But such an outlook is dangerous and the only serves to increase the already huge pressure on both the manager and his players. Indeed, Newcastle would be better off forgetting about Keegan completely. What he did at St James' Park as a manager was truly amazing, some would say Messianic, but his achievements are unlikely to be matched.
Considering what he did during his first spell there, it is perhaps understandable that the Toon Army still pine for him, but the club needs to move on. He's already been back once and it didn't work out, but a line is yet to be drawn under him.
Likewise Alan Shearer, whose name is certain to crop up should things go pear-shaped for Hughton next season. The former Toon striker seems to be the go-to guy in times of crisis on Tyneside, a man for the local people and a popular candidate for the managerial hotseat, despite having more experience of sitting on a couch and chatting than actually managing football teams.

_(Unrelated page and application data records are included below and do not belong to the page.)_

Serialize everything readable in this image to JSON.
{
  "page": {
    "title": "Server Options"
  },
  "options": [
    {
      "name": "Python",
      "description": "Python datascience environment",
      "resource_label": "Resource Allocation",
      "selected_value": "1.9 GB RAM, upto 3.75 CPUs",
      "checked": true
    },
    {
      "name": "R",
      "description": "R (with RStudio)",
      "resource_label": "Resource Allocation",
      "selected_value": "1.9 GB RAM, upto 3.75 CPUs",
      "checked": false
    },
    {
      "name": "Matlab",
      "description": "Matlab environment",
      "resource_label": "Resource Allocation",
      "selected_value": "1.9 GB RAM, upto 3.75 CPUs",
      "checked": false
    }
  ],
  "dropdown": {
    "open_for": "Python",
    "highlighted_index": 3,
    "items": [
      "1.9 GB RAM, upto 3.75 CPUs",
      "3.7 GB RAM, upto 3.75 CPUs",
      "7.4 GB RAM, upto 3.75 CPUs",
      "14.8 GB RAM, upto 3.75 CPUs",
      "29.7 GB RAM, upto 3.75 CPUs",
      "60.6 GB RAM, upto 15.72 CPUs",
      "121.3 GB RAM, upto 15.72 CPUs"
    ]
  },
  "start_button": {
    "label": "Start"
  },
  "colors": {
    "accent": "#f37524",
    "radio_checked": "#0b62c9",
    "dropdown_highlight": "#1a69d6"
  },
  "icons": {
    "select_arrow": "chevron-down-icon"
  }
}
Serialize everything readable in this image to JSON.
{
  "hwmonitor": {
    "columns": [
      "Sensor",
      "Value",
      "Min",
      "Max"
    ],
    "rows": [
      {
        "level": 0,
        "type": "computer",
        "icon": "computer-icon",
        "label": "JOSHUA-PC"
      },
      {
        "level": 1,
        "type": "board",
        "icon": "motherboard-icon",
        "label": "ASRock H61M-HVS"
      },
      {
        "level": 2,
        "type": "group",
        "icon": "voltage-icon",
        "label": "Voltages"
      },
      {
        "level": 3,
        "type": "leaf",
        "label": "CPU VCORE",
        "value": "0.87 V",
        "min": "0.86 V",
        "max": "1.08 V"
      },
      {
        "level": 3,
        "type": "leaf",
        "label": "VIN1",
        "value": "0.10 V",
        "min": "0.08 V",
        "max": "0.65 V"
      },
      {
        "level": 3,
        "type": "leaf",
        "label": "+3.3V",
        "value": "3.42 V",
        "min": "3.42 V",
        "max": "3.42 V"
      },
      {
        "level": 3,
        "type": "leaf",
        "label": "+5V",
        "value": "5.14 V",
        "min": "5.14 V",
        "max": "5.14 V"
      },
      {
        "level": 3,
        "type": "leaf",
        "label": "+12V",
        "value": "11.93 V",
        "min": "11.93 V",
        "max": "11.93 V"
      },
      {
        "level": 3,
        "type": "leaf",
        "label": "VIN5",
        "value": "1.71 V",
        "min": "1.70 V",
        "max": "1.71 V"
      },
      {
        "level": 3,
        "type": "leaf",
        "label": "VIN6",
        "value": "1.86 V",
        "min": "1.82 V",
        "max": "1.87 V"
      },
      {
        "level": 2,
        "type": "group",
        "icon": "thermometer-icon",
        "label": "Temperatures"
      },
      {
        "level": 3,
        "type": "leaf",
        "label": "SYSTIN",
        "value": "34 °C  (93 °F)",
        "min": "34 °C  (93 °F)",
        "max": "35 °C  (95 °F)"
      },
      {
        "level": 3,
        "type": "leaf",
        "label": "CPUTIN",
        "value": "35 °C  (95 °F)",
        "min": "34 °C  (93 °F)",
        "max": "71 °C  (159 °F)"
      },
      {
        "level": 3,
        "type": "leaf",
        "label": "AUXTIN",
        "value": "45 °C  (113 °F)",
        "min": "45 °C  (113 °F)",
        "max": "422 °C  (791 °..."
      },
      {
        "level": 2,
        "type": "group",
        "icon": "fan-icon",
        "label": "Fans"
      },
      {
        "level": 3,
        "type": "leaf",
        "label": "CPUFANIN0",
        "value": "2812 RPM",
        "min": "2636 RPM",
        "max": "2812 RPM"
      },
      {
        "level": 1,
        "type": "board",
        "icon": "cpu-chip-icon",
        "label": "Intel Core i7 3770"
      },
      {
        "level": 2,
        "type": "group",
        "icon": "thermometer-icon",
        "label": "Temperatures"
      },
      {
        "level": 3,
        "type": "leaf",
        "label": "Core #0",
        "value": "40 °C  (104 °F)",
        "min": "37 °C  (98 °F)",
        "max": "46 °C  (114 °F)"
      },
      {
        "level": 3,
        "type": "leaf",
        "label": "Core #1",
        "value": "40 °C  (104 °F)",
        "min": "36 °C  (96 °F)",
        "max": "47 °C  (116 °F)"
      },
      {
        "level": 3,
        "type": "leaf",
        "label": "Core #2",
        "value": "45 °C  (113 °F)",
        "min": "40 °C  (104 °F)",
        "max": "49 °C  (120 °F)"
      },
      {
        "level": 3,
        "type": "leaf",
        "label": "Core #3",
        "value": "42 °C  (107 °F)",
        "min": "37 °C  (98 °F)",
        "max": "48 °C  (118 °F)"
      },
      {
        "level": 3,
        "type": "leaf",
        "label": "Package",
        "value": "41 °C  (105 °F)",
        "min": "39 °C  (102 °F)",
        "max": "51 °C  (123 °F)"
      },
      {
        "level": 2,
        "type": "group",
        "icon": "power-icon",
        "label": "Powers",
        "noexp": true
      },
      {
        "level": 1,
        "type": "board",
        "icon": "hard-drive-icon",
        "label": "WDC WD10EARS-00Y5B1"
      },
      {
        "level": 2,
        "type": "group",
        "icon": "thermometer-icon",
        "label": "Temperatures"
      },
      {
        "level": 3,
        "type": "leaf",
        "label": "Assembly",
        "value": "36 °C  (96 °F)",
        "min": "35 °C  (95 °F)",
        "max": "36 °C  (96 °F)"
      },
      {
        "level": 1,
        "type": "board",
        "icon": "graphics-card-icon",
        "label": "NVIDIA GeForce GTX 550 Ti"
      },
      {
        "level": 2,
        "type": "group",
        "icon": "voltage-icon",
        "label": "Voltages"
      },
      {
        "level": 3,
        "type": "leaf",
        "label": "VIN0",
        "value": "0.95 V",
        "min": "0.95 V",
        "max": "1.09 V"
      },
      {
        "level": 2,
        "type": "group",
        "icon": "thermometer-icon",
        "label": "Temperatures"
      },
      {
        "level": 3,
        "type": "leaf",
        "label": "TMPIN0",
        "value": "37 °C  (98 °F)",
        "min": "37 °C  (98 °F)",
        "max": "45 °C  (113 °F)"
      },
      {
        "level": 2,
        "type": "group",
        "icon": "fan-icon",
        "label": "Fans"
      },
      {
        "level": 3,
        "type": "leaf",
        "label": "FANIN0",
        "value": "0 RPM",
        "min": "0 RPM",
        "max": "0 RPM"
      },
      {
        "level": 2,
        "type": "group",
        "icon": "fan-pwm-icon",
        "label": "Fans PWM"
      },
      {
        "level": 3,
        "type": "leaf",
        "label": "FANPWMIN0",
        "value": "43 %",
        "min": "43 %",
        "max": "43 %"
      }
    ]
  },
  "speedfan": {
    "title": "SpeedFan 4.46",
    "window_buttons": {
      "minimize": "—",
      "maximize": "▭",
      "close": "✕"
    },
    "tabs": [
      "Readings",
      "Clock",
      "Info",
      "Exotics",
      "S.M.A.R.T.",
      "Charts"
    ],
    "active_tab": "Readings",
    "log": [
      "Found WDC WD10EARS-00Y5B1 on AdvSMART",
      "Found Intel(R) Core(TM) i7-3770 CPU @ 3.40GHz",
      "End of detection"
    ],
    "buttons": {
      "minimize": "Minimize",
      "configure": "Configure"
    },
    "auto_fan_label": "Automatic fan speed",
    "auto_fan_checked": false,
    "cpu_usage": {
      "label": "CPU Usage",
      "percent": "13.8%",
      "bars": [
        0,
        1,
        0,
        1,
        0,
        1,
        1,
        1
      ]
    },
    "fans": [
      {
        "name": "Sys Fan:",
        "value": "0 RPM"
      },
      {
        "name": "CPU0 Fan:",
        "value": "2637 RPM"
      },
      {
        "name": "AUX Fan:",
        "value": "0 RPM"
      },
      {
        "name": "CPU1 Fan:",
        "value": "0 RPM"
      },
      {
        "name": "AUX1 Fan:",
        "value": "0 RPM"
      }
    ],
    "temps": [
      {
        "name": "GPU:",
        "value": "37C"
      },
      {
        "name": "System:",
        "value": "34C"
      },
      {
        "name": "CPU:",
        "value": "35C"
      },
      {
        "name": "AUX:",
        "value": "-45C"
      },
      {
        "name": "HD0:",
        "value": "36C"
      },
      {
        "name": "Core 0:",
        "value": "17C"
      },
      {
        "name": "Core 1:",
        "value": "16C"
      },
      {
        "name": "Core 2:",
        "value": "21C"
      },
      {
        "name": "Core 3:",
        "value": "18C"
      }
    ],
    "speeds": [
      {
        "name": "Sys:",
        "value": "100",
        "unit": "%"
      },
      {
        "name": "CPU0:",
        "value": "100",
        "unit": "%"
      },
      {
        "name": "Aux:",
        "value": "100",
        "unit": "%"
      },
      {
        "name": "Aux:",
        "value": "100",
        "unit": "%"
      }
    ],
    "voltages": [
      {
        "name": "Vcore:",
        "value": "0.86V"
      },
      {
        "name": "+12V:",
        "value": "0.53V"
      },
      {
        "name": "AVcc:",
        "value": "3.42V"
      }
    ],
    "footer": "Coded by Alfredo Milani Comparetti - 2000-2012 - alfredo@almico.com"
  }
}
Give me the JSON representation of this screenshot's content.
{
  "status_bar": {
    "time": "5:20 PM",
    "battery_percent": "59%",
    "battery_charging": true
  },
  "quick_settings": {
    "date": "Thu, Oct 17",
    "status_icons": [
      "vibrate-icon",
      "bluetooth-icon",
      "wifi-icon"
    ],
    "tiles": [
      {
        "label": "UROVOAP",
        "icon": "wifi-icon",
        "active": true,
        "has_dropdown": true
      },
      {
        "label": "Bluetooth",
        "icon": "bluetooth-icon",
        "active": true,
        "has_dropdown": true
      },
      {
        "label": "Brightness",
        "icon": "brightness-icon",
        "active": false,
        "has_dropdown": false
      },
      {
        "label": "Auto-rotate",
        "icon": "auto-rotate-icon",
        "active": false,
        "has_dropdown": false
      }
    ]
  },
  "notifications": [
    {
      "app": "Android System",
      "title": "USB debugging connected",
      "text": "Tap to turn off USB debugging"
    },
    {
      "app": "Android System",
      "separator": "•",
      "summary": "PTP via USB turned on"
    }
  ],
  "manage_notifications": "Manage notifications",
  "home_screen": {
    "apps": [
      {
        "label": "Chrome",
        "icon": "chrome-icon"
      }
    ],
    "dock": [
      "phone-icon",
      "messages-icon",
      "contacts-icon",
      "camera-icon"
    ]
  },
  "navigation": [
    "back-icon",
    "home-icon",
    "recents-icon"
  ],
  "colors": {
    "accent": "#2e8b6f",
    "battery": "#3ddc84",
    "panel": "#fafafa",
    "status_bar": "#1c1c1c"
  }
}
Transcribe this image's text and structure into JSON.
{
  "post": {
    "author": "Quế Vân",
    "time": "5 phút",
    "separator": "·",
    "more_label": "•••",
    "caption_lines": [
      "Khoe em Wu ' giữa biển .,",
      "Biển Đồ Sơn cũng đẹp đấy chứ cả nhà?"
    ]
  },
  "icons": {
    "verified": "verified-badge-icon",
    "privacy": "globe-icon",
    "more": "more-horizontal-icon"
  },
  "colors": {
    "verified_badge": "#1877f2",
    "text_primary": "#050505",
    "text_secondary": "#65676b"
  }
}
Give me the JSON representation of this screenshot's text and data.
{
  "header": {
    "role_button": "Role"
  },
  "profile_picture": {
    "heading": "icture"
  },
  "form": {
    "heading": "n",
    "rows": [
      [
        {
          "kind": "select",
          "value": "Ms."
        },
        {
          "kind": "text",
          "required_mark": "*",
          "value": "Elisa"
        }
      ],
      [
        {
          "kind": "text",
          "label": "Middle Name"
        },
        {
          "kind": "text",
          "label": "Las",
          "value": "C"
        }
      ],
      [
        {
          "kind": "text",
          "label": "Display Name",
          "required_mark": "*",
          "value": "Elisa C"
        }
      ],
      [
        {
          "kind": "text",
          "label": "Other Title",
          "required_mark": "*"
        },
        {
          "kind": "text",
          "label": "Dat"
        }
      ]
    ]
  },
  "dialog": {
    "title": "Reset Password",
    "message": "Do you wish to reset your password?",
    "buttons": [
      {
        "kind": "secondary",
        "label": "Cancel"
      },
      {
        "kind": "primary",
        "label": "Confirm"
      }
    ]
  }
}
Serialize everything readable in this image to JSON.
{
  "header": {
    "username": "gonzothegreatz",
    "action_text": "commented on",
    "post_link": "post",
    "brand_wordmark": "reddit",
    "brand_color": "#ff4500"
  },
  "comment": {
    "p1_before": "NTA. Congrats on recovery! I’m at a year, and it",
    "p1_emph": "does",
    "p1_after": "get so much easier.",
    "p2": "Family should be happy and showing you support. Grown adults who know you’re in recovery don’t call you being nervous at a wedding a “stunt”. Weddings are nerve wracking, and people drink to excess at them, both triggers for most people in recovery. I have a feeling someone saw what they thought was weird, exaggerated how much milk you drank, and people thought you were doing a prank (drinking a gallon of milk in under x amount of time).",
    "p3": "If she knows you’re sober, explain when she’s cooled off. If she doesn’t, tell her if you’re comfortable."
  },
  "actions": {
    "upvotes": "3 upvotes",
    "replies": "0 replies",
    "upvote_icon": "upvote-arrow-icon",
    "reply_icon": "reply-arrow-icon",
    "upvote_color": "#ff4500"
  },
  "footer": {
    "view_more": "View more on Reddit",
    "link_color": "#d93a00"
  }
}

Hughton has done a magnificent job in leading the Toon back to the top flight and he doesn't deserve to have the spectres of Keegan, Shearer or anyone else for that matter, looming over him as he leads his club into next season.
Seemingly by accident, given that he was initially only given the job temporarily with the club up for sale, Newcastle have stumbled upon a manager who has been able to offer something his immediate predecessors have not - a solid foundation upon which to build a decent team. That decent team is now a Premier League concern and therefore a far more saleable asset than before, although it remains to be seen whether Mike Ashley will decide to cash in.
Either way, Ashley or whoever succeeds him as owner of the club must be willing to invest in the team which, however perfectly well equipped to waltz through the Championship, may still struggle in the Premier League. But perhaps more important than an injection of new blood into the playing staff is that Hughton is given time.
It is no coincidence that Newcastle have stormed the Championship with just one man in charge throughout the entire season - something of a rarity on Tyneside in recent years. And there is a degree of irony that in a season of such instability off the pitch, Newcastle have managed to find stability on it.
Having reaped the benefits of that, it would be madness to put it at risk, although the worry is that a new owner, if Ashley does indeed sell up, may want to bring in his own people. But, for the time being at least, things are looking up on Tyneside and if Hughton is backed and allowed to splash some cash this summer to build for a long-term future, those thousands of loyal fans may yet see their side start competing for major honours.
READ THE LIBERO EXCLUSIVELY EVERY WEDNESDAY AT FOOTBALL.CO.UK